Please state how many lines of the data contain "city". The number by itself is enough.

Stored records

== Segment start ==

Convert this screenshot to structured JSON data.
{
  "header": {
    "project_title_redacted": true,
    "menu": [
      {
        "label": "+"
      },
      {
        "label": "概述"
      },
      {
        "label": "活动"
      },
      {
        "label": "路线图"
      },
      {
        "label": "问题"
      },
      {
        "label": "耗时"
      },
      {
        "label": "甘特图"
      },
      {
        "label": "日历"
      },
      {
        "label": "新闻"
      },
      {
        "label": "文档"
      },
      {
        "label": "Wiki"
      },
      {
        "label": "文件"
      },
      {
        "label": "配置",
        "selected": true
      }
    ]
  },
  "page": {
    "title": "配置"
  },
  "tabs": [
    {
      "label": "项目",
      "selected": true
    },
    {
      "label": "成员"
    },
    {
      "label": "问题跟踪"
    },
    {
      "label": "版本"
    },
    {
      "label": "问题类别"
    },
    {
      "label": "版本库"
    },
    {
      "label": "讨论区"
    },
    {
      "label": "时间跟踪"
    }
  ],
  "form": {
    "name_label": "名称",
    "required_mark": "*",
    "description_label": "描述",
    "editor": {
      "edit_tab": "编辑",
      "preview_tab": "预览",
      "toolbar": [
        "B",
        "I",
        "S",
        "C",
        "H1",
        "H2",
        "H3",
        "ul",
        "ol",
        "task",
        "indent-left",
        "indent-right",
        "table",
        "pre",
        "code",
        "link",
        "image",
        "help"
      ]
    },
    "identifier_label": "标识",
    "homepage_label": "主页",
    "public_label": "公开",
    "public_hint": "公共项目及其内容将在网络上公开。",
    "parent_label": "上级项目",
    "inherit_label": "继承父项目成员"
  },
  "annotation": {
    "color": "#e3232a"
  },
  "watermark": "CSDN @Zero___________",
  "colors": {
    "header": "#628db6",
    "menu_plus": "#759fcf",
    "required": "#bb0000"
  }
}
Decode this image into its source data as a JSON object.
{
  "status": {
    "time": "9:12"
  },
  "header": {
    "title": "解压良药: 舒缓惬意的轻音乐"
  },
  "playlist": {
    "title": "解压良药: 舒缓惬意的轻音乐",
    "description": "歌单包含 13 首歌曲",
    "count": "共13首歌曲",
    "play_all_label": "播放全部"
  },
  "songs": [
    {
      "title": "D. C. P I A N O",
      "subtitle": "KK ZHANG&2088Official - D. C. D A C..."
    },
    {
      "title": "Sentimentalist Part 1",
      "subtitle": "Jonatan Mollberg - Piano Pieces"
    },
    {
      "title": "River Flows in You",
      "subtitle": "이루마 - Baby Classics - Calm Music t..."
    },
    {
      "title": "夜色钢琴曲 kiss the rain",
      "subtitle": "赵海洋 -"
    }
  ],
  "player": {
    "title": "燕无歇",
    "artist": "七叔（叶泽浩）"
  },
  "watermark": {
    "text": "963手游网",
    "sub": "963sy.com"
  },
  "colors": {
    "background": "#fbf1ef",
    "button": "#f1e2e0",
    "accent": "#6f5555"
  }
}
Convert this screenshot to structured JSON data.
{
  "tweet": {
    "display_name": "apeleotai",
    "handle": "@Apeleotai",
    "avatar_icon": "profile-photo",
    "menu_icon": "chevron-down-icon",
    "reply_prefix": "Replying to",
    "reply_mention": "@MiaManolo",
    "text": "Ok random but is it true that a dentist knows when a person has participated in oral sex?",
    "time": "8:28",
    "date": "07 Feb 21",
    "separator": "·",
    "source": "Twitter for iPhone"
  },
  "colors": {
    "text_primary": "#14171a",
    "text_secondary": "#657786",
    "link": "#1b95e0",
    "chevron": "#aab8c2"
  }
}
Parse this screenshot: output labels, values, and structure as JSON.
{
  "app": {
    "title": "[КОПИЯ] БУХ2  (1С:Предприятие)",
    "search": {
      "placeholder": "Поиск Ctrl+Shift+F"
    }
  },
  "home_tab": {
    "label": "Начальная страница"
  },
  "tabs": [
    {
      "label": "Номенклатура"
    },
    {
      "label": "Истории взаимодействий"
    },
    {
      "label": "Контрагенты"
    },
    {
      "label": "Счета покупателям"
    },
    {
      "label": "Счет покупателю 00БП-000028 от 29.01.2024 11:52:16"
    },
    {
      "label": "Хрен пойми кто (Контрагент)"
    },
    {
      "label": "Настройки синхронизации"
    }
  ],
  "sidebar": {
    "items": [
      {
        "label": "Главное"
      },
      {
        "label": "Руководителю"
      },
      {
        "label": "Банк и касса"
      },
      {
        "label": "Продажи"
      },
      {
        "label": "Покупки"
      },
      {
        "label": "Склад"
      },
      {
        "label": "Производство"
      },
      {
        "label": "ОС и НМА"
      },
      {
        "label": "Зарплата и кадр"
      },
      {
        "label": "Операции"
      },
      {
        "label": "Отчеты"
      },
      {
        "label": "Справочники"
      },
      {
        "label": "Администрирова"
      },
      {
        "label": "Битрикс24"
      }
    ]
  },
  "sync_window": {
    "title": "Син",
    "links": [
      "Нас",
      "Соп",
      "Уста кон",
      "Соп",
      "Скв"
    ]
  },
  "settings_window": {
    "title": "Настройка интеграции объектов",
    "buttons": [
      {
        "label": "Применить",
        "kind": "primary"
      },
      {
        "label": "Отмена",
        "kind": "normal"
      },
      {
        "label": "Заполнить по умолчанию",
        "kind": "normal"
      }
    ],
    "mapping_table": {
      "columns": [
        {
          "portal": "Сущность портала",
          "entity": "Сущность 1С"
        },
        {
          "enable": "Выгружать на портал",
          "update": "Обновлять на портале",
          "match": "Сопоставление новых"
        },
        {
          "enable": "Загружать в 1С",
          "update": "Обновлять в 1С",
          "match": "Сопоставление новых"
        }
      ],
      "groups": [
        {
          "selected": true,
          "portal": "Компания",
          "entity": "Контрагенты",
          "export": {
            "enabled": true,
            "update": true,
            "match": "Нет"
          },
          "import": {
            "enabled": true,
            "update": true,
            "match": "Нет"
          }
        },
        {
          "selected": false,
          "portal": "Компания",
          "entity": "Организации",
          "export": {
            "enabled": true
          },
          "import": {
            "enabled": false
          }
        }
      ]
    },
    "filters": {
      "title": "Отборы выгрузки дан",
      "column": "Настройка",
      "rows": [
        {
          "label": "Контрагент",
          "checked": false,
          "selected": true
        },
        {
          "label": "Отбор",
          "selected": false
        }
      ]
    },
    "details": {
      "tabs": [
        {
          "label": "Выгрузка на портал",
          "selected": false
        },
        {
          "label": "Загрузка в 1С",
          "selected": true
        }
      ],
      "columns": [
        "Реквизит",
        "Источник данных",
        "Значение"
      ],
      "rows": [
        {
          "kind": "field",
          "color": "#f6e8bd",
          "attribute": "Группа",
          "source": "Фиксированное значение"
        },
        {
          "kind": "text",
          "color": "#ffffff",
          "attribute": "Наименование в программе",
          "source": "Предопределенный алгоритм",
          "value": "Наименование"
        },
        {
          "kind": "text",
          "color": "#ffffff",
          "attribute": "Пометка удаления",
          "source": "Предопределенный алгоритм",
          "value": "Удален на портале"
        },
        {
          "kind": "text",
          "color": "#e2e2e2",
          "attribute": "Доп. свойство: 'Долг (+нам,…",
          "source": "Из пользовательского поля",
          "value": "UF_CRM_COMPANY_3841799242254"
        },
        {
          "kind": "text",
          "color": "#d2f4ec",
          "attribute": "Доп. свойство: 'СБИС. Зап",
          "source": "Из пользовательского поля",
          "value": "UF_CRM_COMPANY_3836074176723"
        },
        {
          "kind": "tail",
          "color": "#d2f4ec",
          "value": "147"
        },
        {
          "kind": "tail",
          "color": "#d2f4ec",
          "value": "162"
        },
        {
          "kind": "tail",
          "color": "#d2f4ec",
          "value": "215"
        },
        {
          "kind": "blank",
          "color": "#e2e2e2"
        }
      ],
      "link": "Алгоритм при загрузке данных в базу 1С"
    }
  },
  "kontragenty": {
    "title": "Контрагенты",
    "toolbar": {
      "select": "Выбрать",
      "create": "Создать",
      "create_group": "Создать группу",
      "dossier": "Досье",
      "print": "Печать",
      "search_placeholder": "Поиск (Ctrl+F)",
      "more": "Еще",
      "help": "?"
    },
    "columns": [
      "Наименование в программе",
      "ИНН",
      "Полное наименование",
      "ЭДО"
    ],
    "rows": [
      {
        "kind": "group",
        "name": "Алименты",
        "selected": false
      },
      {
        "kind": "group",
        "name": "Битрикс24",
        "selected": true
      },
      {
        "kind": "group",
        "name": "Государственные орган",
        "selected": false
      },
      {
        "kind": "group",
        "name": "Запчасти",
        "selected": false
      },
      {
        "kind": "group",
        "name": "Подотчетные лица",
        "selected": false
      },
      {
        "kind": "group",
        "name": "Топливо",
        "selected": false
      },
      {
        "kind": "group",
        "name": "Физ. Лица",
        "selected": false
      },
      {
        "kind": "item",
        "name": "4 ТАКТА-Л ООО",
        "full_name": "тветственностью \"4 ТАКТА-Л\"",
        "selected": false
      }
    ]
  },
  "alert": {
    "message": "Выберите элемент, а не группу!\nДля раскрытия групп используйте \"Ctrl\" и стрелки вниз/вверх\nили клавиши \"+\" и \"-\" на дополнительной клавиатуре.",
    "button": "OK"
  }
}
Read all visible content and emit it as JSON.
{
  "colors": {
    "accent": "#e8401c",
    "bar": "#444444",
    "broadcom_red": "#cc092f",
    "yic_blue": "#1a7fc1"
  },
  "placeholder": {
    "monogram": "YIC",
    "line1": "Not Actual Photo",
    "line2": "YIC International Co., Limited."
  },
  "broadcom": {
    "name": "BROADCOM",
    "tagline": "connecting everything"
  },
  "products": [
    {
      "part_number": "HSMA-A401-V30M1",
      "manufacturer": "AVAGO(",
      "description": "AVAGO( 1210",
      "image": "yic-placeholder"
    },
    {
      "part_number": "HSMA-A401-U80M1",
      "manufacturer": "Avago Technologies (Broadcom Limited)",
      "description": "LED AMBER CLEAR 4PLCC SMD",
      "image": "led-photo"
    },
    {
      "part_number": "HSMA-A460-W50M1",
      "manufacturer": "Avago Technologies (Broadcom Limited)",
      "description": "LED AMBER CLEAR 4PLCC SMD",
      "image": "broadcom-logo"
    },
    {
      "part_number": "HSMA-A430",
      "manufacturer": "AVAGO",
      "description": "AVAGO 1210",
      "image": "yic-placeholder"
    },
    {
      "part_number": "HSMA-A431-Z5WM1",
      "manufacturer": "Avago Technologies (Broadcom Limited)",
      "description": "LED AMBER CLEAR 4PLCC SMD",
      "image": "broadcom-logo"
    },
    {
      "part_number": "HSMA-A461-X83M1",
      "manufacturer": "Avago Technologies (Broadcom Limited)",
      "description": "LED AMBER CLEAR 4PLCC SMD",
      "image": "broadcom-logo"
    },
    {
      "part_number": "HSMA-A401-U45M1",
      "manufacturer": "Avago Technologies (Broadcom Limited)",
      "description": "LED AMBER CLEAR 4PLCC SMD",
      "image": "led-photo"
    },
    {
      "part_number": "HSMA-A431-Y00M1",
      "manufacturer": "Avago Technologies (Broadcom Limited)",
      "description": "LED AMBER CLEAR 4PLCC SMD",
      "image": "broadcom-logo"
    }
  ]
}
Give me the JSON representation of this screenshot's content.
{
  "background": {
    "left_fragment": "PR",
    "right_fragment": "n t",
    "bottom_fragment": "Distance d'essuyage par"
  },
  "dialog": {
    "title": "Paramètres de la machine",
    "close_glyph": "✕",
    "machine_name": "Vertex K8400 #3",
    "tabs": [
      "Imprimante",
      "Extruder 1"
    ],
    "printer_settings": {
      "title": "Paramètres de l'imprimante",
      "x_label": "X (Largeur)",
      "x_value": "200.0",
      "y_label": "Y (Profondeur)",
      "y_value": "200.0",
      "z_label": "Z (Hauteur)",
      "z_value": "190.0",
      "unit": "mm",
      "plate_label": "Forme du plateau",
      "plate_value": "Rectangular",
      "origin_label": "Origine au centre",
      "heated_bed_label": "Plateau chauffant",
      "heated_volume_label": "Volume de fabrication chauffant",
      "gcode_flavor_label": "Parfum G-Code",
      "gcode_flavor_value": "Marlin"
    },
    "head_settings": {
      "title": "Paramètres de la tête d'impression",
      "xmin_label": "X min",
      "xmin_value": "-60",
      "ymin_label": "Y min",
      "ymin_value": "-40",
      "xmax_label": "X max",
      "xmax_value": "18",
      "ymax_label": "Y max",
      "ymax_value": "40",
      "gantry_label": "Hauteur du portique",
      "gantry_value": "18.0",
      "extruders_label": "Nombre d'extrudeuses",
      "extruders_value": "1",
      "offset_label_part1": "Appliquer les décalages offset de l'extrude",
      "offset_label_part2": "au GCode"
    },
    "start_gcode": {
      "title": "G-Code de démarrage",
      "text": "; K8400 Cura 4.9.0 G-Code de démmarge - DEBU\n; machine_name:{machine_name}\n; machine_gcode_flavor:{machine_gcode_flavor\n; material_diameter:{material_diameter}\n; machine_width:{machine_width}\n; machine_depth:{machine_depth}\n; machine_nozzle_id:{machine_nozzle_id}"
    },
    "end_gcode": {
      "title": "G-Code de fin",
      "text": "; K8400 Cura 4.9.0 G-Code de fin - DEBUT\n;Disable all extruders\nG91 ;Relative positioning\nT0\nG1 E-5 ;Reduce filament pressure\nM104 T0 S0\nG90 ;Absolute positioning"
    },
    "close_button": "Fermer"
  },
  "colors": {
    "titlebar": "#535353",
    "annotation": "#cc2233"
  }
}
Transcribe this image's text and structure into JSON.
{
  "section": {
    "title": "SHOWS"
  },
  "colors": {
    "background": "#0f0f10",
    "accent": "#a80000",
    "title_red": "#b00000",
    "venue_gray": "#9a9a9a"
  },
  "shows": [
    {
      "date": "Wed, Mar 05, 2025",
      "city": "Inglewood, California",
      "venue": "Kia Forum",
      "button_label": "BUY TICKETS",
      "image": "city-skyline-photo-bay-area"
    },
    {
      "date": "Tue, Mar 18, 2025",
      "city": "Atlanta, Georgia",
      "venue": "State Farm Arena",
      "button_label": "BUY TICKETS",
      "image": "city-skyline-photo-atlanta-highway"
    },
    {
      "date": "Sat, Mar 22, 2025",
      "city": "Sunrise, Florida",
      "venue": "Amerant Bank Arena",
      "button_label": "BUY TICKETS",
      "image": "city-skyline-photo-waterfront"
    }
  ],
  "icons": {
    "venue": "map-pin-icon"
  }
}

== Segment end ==

■ ANSWER TO THE EXERCISE ■
6